When I was a boy, my father owned a tailoring and dry-cleaning store scarcely a block away from Shibe Park, home of the Philadelphia Athletics who subsequently moved to Kansas City and now reside in Oakland. Pop was the team tailor and as such he repaired torn uniforms and ripped flags, and cleaned and pressed the players' uniforms and street clothes.
Recently, a nostalgic sportscaster said that there probably were no more Babe Ruth stories left. But he was wrong. There is still one—mine.
One early July day in the mid-'20s, the New York Yankees were in Philadelphia for a Saturday doubleheader. Pop and I had picked up a lot of suits for pressing, among them two belonging to Ruth himself.
It was customary for my father to go through the pockets and to brush out the cuffs of the pants before pressing each suit. He was routinely going through Ruth's pockets when he felt a small box. It contained a diamond stickpin. Hurrying to the phone, Pop called Steve Monaghan, the club attendant, and said he would return the pin himself.
When the second game ended, Pop waited to give the players time to shower and dress, then entered the clubhouse, went directly over to the Babe and returned the stickpin. Babe offered Pop a reward, but my father refused. Ruth, seeing Pop so determined, thanked him, shook hands with him, and then Pop went back to work feeling pleased at having met Ruth in person under such pleasant circumstances.
About an hour later, my parents were in the back room when they heard a commotion out front. Pop hurried out and was stunned to find Babe Ruth autographing baseballs, cards, pieces of paper—anything. When the crowd cleared, the Babe walked over to Pop.
"Mr. Waxman, I've come to thank you again, and please forgive the interruption of your business," he said. Pop, speechless, just mumbled.
Mama had come out front and heard Babe's words. In her less-than-perfect English she asked whether Babe would care to come into the back room for some gefilte fish.
"I sure would. Ma'am," he answered.

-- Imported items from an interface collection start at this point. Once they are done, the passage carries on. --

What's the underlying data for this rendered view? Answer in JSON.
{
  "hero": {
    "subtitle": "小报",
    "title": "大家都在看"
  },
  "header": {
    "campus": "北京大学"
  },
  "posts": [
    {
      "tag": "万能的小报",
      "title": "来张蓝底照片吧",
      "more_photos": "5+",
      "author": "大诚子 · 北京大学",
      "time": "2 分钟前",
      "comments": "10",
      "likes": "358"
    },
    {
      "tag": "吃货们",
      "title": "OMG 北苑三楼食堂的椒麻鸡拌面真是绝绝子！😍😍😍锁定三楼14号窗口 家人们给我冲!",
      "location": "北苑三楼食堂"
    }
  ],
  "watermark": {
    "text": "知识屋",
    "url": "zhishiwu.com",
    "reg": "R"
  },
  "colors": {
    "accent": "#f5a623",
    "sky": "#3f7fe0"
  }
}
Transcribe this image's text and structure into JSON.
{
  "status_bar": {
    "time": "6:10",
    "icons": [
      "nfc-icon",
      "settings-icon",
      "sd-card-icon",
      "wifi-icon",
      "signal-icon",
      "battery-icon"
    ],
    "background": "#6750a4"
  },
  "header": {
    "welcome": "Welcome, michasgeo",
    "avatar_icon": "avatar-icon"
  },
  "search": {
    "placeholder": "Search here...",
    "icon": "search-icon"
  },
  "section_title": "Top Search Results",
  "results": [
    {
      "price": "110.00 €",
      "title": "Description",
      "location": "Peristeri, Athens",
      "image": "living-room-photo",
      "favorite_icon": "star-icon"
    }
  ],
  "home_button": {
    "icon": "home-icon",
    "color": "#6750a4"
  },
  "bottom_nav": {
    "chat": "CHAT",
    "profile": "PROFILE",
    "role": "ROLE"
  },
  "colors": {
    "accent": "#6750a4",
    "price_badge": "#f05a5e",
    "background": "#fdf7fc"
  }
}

The threesome went into the dining room. I followed, astonished. Mama brought out the fish which was garnished with sugared carrots. She set up three plates and silverware, and also served homemade challah. Putting two large portions of fish on the Babe's plate, she cut a large slice of challah and nodded to Pop to go to the closet.